European Commission to publish eurobond report: Rehn
The European Commission will publish a report later this year on the possibility of issuing eurobonds guaranteed by eurozone states, Economic Affairs Commissioner Olli Rehn said Friday.
As it searches for solutions to the sovereign debt crisis engulfing the 17-nation currency union, the Commission, the European Union's executive arm, will take a serious look at eurobonds, Rehn told BBC radio.
"Once there is an agreement on a serious reform of (EU) economic governance, which is expected in September, then the Commission will afterwards present a report on the feasibility of eurobonds," he said.

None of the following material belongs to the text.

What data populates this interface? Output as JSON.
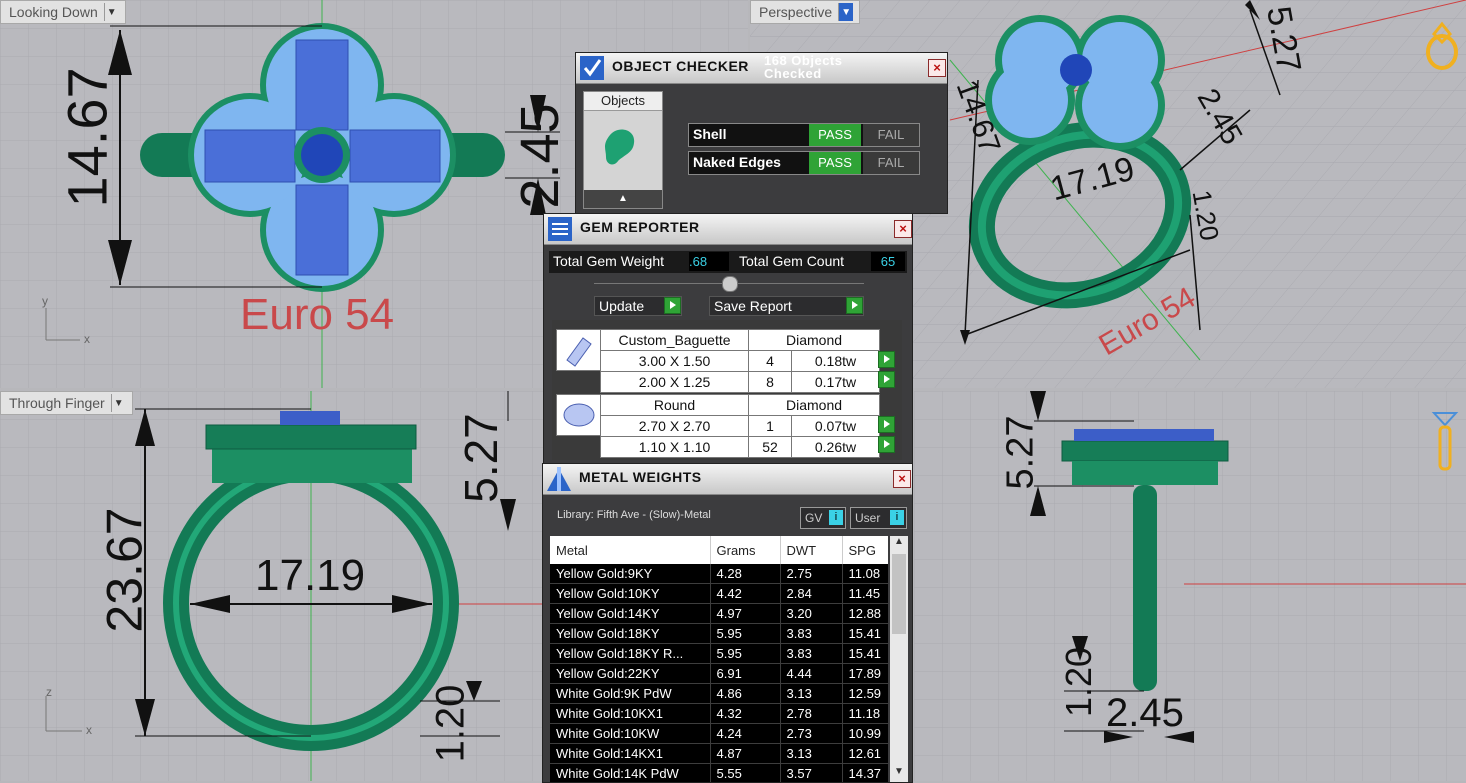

The report would consider how eurobonds could "improve fiscal discipline and increase liquidity in the markets," he said.

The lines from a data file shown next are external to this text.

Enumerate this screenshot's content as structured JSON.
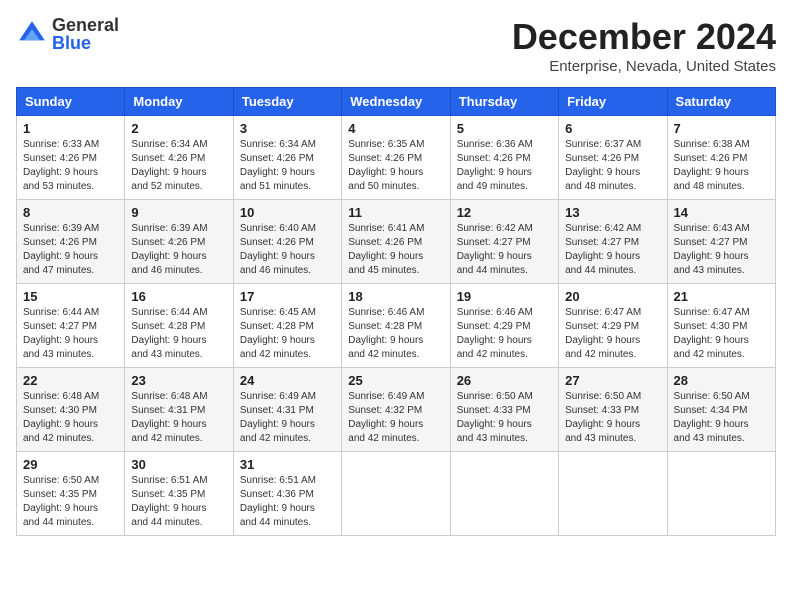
{
  "logo": {
    "general": "General",
    "blue": "Blue"
  },
  "title": {
    "month": "December 2024",
    "location": "Enterprise, Nevada, United States"
  },
  "weekdays": [
    "Sunday",
    "Monday",
    "Tuesday",
    "Wednesday",
    "Thursday",
    "Friday",
    "Saturday"
  ],
  "weeks": [
    [
      {
        "day": "1",
        "info": "Sunrise: 6:33 AM\nSunset: 4:26 PM\nDaylight: 9 hours\nand 53 minutes."
      },
      {
        "day": "2",
        "info": "Sunrise: 6:34 AM\nSunset: 4:26 PM\nDaylight: 9 hours\nand 52 minutes."
      },
      {
        "day": "3",
        "info": "Sunrise: 6:34 AM\nSunset: 4:26 PM\nDaylight: 9 hours\nand 51 minutes."
      },
      {
        "day": "4",
        "info": "Sunrise: 6:35 AM\nSunset: 4:26 PM\nDaylight: 9 hours\nand 50 minutes."
      },
      {
        "day": "5",
        "info": "Sunrise: 6:36 AM\nSunset: 4:26 PM\nDaylight: 9 hours\nand 49 minutes."
      },
      {
        "day": "6",
        "info": "Sunrise: 6:37 AM\nSunset: 4:26 PM\nDaylight: 9 hours\nand 48 minutes."
      },
      {
        "day": "7",
        "info": "Sunrise: 6:38 AM\nSunset: 4:26 PM\nDaylight: 9 hours\nand 48 minutes."
      }
    ],
    [
      {
        "day": "8",
        "info": "Sunrise: 6:39 AM\nSunset: 4:26 PM\nDaylight: 9 hours\nand 47 minutes."
      },
      {
        "day": "9",
        "info": "Sunrise: 6:39 AM\nSunset: 4:26 PM\nDaylight: 9 hours\nand 46 minutes."
      },
      {
        "day": "10",
        "info": "Sunrise: 6:40 AM\nSunset: 4:26 PM\nDaylight: 9 hours\nand 46 minutes."
      },
      {
        "day": "11",
        "info": "Sunrise: 6:41 AM\nSunset: 4:26 PM\nDaylight: 9 hours\nand 45 minutes."
      },
      {
        "day": "12",
        "info": "Sunrise: 6:42 AM\nSunset: 4:27 PM\nDaylight: 9 hours\nand 44 minutes."
      },
      {
        "day": "13",
        "info": "Sunrise: 6:42 AM\nSunset: 4:27 PM\nDaylight: 9 hours\nand 44 minutes."
      },
      {
        "day": "14",
        "info": "Sunrise: 6:43 AM\nSunset: 4:27 PM\nDaylight: 9 hours\nand 43 minutes."
      }
    ],
    [
      {
        "day": "15",
        "info": "Sunrise: 6:44 AM\nSunset: 4:27 PM\nDaylight: 9 hours\nand 43 minutes."
      },
      {
        "day": "16",
        "info": "Sunrise: 6:44 AM\nSunset: 4:28 PM\nDaylight: 9 hours\nand 43 minutes."
      },
      {
        "day": "17",
        "info": "Sunrise: 6:45 AM\nSunset: 4:28 PM\nDaylight: 9 hours\nand 42 minutes."
      },
      {
        "day": "18",
        "info": "Sunrise: 6:46 AM\nSunset: 4:28 PM\nDaylight: 9 hours\nand 42 minutes."
      },
      {
        "day": "19",
        "info": "Sunrise: 6:46 AM\nSunset: 4:29 PM\nDaylight: 9 hours\nand 42 minutes."
      },
      {
        "day": "20",
        "info": "Sunrise: 6:47 AM\nSunset: 4:29 PM\nDaylight: 9 hours\nand 42 minutes."
      },
      {
        "day": "21",
        "info": "Sunrise: 6:47 AM\nSunset: 4:30 PM\nDaylight: 9 hours\nand 42 minutes."
      }
    ],
    [
      {
        "day": "22",
        "info": "Sunrise: 6:48 AM\nSunset: 4:30 PM\nDaylight: 9 hours\nand 42 minutes."
      },
      {
        "day": "23",
        "info": "Sunrise: 6:48 AM\nSunset: 4:31 PM\nDaylight: 9 hours\nand 42 minutes."
      },
      {
        "day": "24",
        "info": "Sunrise: 6:49 AM\nSunset: 4:31 PM\nDaylight: 9 hours\nand 42 minutes."
      },
      {
        "day": "25",
        "info": "Sunrise: 6:49 AM\nSunset: 4:32 PM\nDaylight: 9 hours\nand 42 minutes."
      },
      {
        "day": "26",
        "info": "Sunrise: 6:50 AM\nSunset: 4:33 PM\nDaylight: 9 hours\nand 43 minutes."
      },
      {
        "day": "27",
        "info": "Sunrise: 6:50 AM\nSunset: 4:33 PM\nDaylight: 9 hours\nand 43 minutes."
      },
      {
        "day": "28",
        "info": "Sunrise: 6:50 AM\nSunset: 4:34 PM\nDaylight: 9 hours\nand 43 minutes."
      }
    ],
    [
      {
        "day": "29",
        "info": "Sunrise: 6:50 AM\nSunset: 4:35 PM\nDaylight: 9 hours\nand 44 minutes."
      },
      {
        "day": "30",
        "info": "Sunrise: 6:51 AM\nSunset: 4:35 PM\nDaylight: 9 hours\nand 44 minutes."
      },
      {
        "day": "31",
        "info": "Sunrise: 6:51 AM\nSunset: 4:36 PM\nDaylight: 9 hours\nand 44 minutes."
      },
      null,
      null,
      null,
      null
    ]
  ]
}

The idea of eurobonds issued and guaranteed by countries with better credit ratings than debt-laden Greece has long been floated as a way of helping Athens and other struggling eurozone members.
But the suggestion has proved controversial, with Germany, Europe's biggest economy, opposed to the scheme since many there see it simply as Berlin handing over taxpayers' money to EU states which have not followed the rules on keeping their finances strong.
In Friday's interview, Rehn also defended remarks by European Commission president Jose Manuel Barroso on Thursday, insisting that his warning that the eurozone crisis was spreading had not sparked market turmoil.
"In fact what Barroso underlined ... was that it is now essential to speed up the implementation and the parliamentary approval in the member states in order to make this agreement of July 21 materialise," he said.
Eurozone leaders agreed a second bailout for Greece at an emergency summit in July but the technicalities have not been settled, with many requiring parliamentary approval.
Analysts said this fact alone has added to the pressure on the markets as investors worry that the EU will not actually make good on the accord.
Global stocks plunged in the wake of Barroso's warning and they continued to drop Friday with European markets initially diving 3.0-4.0 percent.
Rehn also refused to rule out an expansion of the EU's rescue fund, the European Financial Stability Fund (EFSF).
"To be effective the EFSF needs to be credible and respected by the markets and therefore it will need to be continuously assessed once up and running in its operative form," he said.
© 2011 AFP